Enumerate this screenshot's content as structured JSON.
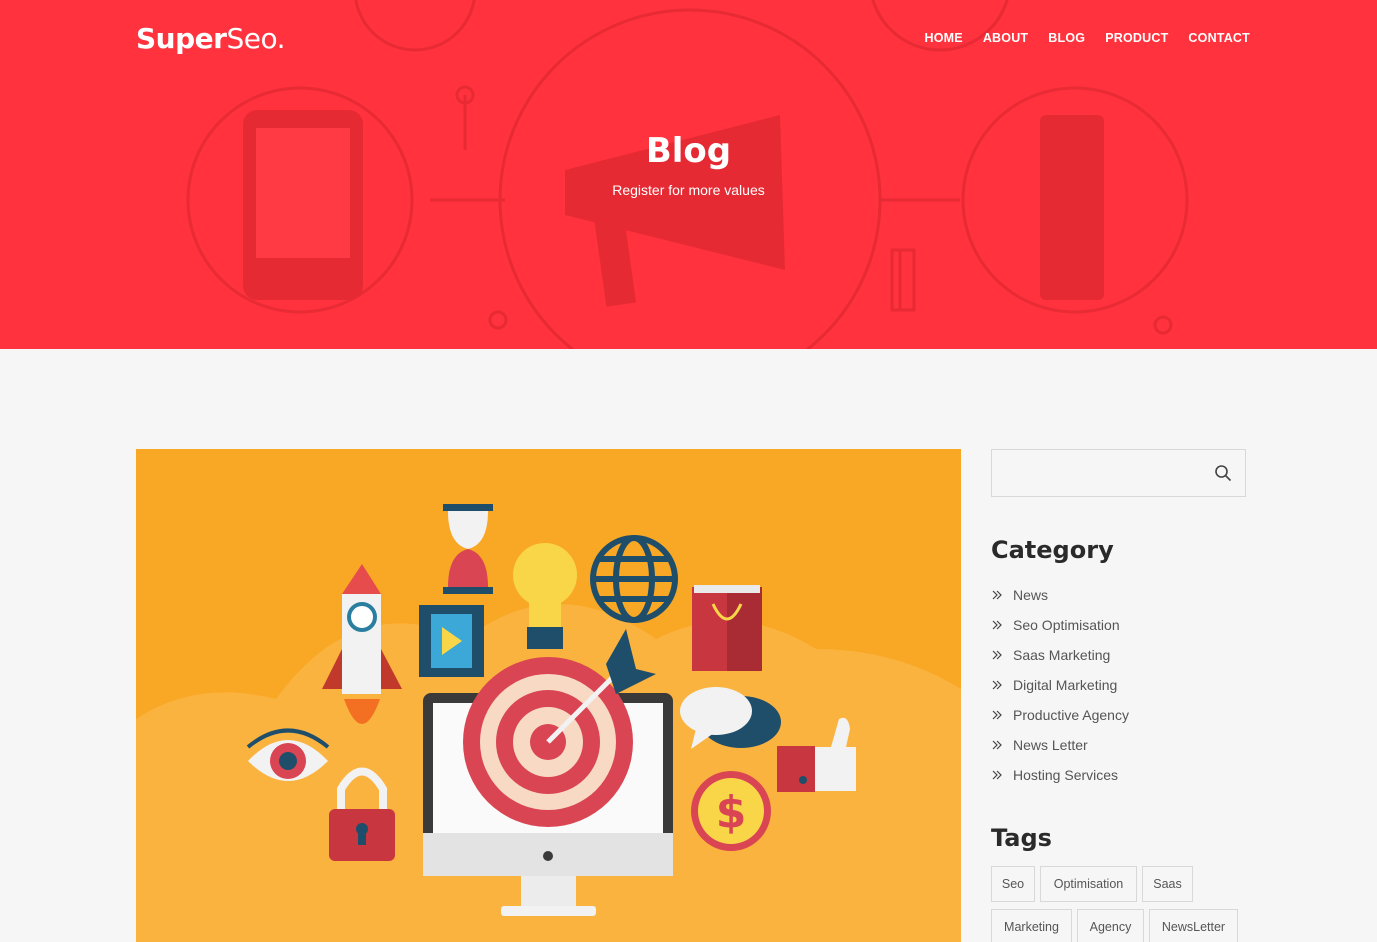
{
  "brand": {
    "logo_bold": "Super",
    "logo_light": "Seo."
  },
  "nav": [
    "HOME",
    "ABOUT",
    "BLOG",
    "PRODUCT",
    "CONTACT"
  ],
  "hero": {
    "title": "Blog",
    "subtitle": "Register for more values"
  },
  "colors": {
    "hero_bg": "#ff323d",
    "feature_bg": "#f9a825",
    "page_bg": "#f6f6f6"
  },
  "sidebar": {
    "search": {
      "placeholder": "",
      "icon": "search-icon"
    },
    "category_title": "Category",
    "categories": [
      "News",
      "Seo Optimisation",
      "Saas Marketing",
      "Digital Marketing",
      "Productive Agency",
      "News Letter",
      "Hosting Services"
    ],
    "tags_title": "Tags",
    "tags": [
      "Seo",
      "Optimisation",
      "Saas",
      "Marketing",
      "Agency",
      "NewsLetter"
    ]
  }
}
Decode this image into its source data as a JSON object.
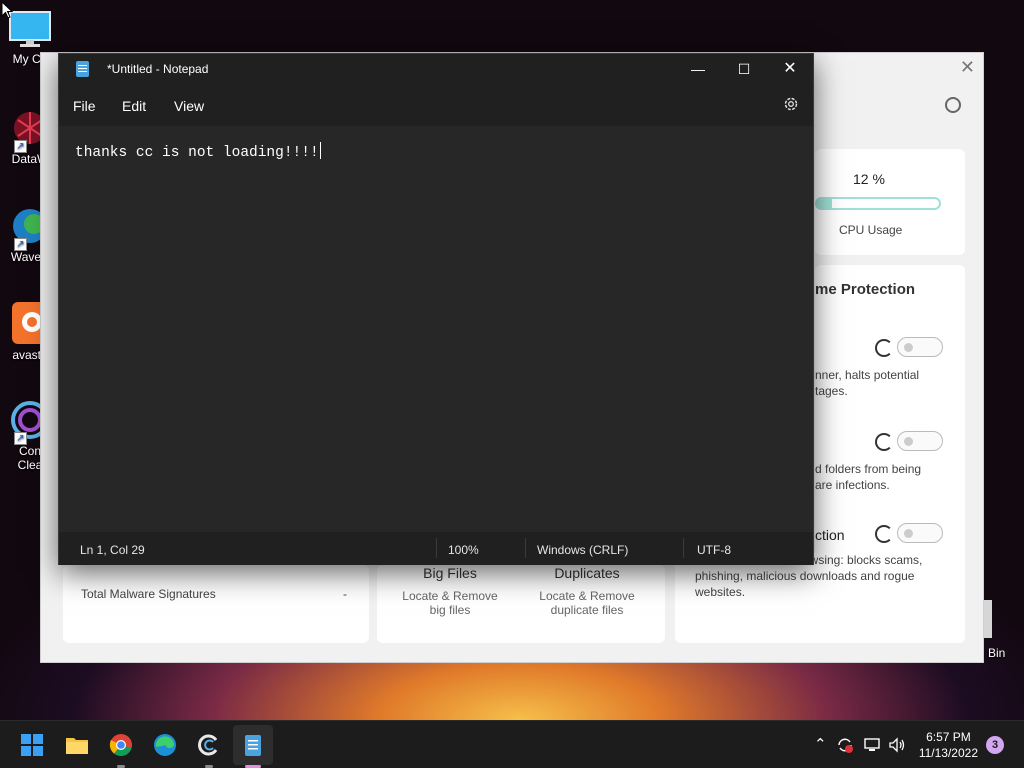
{
  "desktop": {
    "icons": [
      {
        "label": "My Co"
      },
      {
        "label": "DataW"
      },
      {
        "label": "WaveB"
      },
      {
        "label": "avast_"
      },
      {
        "label": "Con",
        "label2": "Clea"
      }
    ],
    "recycle_bin_label": "Bin"
  },
  "ccleaner": {
    "cpu_percent": "12 %",
    "cpu_value": 0.12,
    "cpu_label": "CPU Usage",
    "realtime_title": "me Protection",
    "protection_items": [
      {
        "desc_line1": "nner, halts potential",
        "desc_line2": "tages."
      },
      {
        "desc_line1": "d folders from being",
        "desc_line2": "are infections."
      },
      {
        "title_fragment": "ction",
        "desc_line1": "rowsing: blocks scams,",
        "desc_line2": "phishing, malicious downloads and rogue",
        "desc_line3": "websites."
      }
    ],
    "malware_label": "Total Malware Signatures",
    "malware_value": "-",
    "big_files": {
      "title": "Big Files",
      "line1": "Locate & Remove",
      "line2": "big files"
    },
    "duplicates": {
      "title": "Duplicates",
      "line1": "Locate & Remove",
      "line2": "duplicate files"
    }
  },
  "notepad": {
    "title": "*Untitled - Notepad",
    "menu": [
      "File",
      "Edit",
      "View"
    ],
    "content": "thanks cc is not loading!!!!",
    "status": {
      "position": "Ln 1, Col 29",
      "zoom": "100%",
      "line_ending": "Windows (CRLF)",
      "encoding": "UTF-8"
    }
  },
  "taskbar": {
    "time": "6:57 PM",
    "date": "11/13/2022",
    "notification_count": "3",
    "apps": [
      "start-icon",
      "file-explorer-icon",
      "chrome-icon",
      "edge-icon",
      "ccleaner-icon",
      "notepad-icon"
    ]
  }
}
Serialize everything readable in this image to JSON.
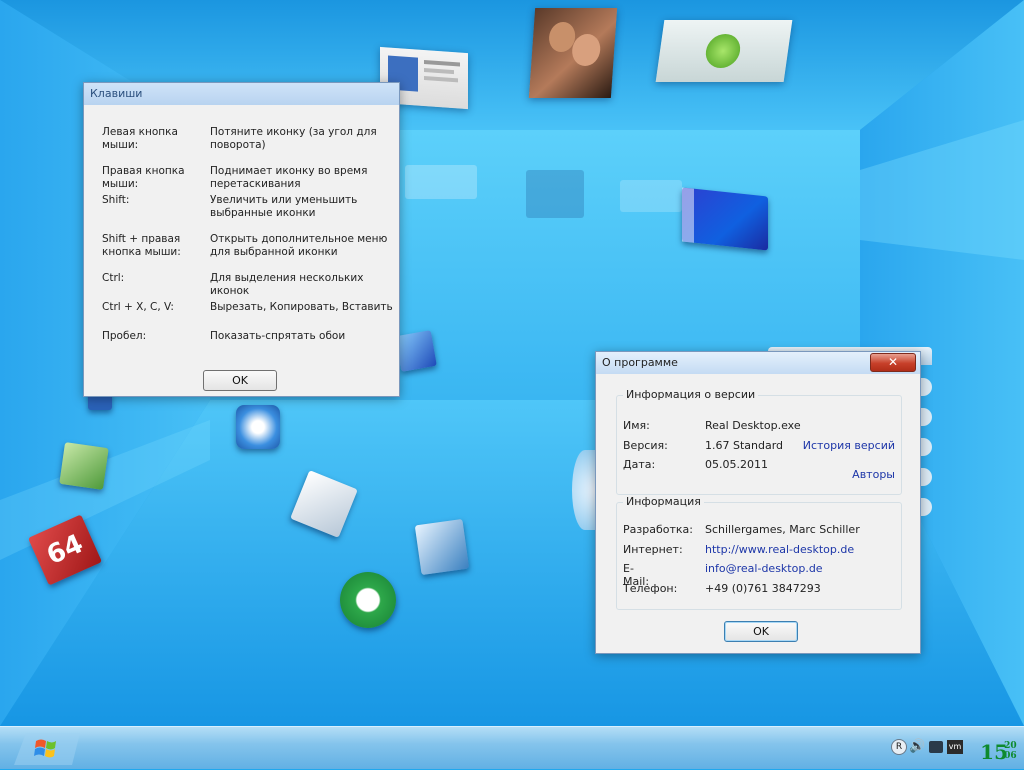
{
  "keys_dialog": {
    "title": "Клавиши",
    "rows": [
      {
        "key": "Левая кнопка мыши:",
        "action": "Потяните иконку (за угол для поворота)"
      },
      {
        "key": "Правая кнопка мыши:",
        "action": "Поднимает иконку во время перетаскивания"
      },
      {
        "key": "Shift:",
        "action": "Увеличить или уменьшить выбранные иконки"
      },
      {
        "key": "Shift + правая кнопка мыши:",
        "action": "Открыть дополнительное меню для выбранной иконки"
      },
      {
        "key": "Ctrl:",
        "action": "Для выделения нескольких иконок"
      },
      {
        "key": "Ctrl + X, C, V:",
        "action": "Вырезать, Копировать, Вставить"
      },
      {
        "key": "Пробел:",
        "action": "Показать-спрятать обои"
      }
    ],
    "ok_label": "OK"
  },
  "about_dialog": {
    "title": "О программе",
    "close_glyph": "✕",
    "version_group": {
      "legend": "Информация о версии",
      "name_label": "Имя:",
      "name_value": "Real Desktop.exe",
      "version_label": "Версия:",
      "version_value": "1.67 Standard",
      "version_history_link": "История версий",
      "date_label": "Дата:",
      "date_value": "05.05.2011",
      "authors_link": "Авторы"
    },
    "info_group": {
      "legend": "Информация",
      "dev_label": "Разработка:",
      "dev_value": "Schillergames, Marc Schiller",
      "web_label": "Интернет:",
      "web_value": "http://www.real-desktop.de",
      "email_label": "E-Mail:",
      "email_value": "info@real-desktop.de",
      "phone_label": "Телефон:",
      "phone_value": "+49 (0)761 3847293"
    },
    "ok_label": "OK"
  },
  "taskbar": {
    "clock_hour": "15",
    "clock_min": "20",
    "clock_sub": "06"
  },
  "colors": {
    "desktop": "#1fa8ee",
    "clock": "#0e8a2e",
    "link": "#1d36a8"
  }
}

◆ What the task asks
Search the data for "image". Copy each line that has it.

◆ Solution to the exercise
Decode this image into its source data as a JSON object.
Serialize everything readable in this image to JSON.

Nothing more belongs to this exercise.